(TASK PROMPT) All lines in the data that hold the word "Microsystems" need copying.

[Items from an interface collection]
****

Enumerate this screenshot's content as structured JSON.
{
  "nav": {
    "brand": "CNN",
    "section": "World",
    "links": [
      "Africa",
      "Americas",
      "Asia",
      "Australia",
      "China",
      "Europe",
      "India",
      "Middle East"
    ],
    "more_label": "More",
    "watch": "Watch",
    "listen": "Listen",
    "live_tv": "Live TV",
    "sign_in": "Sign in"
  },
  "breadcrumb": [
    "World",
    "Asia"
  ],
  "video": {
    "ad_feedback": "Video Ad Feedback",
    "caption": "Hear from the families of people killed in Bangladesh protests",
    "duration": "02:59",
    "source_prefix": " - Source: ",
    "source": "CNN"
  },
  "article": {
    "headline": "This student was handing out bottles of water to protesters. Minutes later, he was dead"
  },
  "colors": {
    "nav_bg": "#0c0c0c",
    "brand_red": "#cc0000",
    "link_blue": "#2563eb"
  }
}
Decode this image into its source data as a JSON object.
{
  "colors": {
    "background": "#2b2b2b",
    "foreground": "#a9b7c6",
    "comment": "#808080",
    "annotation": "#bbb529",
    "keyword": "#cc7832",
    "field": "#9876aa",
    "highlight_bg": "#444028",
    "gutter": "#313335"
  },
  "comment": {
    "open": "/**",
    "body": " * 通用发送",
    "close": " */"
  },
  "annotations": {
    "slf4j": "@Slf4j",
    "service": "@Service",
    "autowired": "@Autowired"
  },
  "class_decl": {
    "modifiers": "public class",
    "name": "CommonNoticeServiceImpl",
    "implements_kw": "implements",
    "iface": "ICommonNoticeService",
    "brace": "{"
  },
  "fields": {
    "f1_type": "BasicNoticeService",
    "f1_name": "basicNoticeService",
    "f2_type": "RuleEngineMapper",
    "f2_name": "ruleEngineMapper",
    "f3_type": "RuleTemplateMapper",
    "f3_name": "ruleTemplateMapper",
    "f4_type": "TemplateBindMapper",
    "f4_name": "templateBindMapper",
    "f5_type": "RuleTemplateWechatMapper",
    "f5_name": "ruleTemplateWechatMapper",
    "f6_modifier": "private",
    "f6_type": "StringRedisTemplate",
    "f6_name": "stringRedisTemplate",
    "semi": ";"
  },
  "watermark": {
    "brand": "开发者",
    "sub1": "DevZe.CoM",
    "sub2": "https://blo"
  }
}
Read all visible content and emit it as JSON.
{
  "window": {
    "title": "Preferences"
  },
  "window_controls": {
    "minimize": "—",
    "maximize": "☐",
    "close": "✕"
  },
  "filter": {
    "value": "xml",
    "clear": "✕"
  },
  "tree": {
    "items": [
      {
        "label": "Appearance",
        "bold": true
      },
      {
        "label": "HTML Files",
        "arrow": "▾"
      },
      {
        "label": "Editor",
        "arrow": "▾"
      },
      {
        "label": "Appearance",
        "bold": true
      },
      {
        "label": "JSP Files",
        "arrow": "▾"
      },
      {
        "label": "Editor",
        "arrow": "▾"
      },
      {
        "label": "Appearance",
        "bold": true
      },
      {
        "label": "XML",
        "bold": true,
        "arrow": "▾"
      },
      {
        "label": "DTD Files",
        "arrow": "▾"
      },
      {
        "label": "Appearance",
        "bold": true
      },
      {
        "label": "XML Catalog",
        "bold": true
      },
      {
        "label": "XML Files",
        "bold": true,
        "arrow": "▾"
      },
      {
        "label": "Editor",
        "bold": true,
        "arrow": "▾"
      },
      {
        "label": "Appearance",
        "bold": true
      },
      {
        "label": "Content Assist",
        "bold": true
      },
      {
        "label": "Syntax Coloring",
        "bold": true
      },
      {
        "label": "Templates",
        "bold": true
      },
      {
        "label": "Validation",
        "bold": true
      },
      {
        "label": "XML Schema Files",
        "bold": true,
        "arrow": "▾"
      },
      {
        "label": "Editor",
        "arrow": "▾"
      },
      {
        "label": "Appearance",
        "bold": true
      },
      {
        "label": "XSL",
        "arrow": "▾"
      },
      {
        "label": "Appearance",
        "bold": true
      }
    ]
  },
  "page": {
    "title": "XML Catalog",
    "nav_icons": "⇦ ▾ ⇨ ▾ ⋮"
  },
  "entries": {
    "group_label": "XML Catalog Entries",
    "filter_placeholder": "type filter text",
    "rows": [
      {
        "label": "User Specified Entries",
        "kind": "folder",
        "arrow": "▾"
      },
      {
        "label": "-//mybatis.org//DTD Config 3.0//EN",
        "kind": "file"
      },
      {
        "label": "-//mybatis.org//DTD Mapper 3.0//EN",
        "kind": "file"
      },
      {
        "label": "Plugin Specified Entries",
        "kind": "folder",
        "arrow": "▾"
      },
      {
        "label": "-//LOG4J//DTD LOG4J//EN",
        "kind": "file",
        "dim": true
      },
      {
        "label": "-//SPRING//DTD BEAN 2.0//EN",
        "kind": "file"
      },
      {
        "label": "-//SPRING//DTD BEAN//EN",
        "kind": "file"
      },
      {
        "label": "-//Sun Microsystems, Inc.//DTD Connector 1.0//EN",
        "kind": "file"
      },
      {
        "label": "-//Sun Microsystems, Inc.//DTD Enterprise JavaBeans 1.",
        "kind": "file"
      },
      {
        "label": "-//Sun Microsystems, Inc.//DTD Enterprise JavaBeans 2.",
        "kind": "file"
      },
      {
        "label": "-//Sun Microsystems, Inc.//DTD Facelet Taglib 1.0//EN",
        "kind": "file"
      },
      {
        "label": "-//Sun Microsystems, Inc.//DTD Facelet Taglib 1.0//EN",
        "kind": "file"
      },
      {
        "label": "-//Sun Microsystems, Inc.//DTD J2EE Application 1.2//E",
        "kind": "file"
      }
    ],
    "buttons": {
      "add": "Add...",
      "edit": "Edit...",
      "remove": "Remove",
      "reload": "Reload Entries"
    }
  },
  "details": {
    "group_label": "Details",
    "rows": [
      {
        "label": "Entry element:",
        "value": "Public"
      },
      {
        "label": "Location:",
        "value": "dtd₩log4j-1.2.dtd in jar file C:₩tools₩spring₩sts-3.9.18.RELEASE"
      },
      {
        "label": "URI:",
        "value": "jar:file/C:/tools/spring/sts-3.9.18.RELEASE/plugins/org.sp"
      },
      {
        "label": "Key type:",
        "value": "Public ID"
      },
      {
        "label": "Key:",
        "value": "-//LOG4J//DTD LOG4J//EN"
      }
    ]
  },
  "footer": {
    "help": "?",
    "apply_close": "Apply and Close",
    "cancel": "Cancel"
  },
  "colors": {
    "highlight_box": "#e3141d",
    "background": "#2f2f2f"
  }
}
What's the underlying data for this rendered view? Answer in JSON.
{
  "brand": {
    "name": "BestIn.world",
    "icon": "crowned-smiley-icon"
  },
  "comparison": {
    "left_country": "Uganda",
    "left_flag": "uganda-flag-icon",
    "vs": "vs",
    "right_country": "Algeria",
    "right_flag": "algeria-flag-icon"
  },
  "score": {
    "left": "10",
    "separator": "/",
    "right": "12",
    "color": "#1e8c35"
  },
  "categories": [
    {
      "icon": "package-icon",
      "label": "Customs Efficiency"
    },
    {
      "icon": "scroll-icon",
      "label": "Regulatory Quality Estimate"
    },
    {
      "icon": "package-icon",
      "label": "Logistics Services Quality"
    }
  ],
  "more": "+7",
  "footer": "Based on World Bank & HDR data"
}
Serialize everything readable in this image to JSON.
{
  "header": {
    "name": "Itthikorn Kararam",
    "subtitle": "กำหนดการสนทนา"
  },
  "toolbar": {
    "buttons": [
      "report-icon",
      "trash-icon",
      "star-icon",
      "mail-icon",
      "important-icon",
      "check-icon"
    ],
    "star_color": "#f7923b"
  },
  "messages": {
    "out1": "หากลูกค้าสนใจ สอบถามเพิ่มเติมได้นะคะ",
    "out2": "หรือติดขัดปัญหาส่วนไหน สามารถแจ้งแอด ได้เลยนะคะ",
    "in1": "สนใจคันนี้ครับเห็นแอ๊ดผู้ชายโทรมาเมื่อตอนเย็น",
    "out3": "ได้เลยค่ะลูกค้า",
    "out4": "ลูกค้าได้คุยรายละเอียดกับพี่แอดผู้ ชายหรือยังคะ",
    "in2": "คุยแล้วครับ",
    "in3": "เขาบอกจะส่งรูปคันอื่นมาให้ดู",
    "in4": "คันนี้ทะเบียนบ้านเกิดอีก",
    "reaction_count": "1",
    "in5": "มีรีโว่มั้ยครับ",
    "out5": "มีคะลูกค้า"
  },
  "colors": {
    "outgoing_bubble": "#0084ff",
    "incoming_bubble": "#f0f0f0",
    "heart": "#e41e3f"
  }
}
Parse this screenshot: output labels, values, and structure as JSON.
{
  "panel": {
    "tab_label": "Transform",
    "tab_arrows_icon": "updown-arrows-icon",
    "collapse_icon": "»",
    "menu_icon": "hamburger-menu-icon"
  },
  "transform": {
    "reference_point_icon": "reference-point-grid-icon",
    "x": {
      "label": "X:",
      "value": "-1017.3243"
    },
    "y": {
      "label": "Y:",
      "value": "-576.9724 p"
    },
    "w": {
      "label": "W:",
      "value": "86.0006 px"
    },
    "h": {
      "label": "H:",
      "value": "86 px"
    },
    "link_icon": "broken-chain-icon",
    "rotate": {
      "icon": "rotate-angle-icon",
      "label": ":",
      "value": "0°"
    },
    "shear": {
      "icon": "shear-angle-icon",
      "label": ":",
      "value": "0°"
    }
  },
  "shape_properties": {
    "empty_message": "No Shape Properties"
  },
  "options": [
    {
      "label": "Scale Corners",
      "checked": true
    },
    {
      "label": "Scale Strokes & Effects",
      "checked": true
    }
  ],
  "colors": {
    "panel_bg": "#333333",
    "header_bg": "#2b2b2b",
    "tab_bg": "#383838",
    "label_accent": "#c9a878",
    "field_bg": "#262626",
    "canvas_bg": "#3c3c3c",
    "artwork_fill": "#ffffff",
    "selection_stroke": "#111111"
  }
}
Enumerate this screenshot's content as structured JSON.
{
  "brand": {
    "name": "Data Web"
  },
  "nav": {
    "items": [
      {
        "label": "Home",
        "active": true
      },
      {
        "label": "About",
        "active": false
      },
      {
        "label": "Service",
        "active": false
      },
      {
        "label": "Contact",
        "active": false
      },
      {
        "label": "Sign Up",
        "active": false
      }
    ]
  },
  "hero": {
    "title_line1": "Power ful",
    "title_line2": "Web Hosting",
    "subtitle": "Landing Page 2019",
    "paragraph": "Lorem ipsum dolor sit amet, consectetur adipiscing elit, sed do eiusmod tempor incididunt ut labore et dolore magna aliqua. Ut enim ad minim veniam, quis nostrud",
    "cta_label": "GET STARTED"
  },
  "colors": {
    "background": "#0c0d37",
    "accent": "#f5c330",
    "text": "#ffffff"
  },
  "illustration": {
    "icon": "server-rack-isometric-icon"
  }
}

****

(RESULT FOR THIS TASK)
        "label": "-//Sun Microsystems, Inc.//DTD Connector 1.0//EN",
        "label": "-//Sun Microsystems, Inc.//DTD Enterprise JavaBeans 1.",
        "label": "-//Sun Microsystems, Inc.//DTD Enterprise JavaBeans 2.",
        "label": "-//Sun Microsystems, Inc.//DTD Facelet Taglib 1.0//EN",
        "label": "-//Sun Microsystems, Inc.//DTD Facelet Taglib 1.0//EN",
        "label": "-//Sun Microsystems, Inc.//DTD J2EE Application 1.2//E",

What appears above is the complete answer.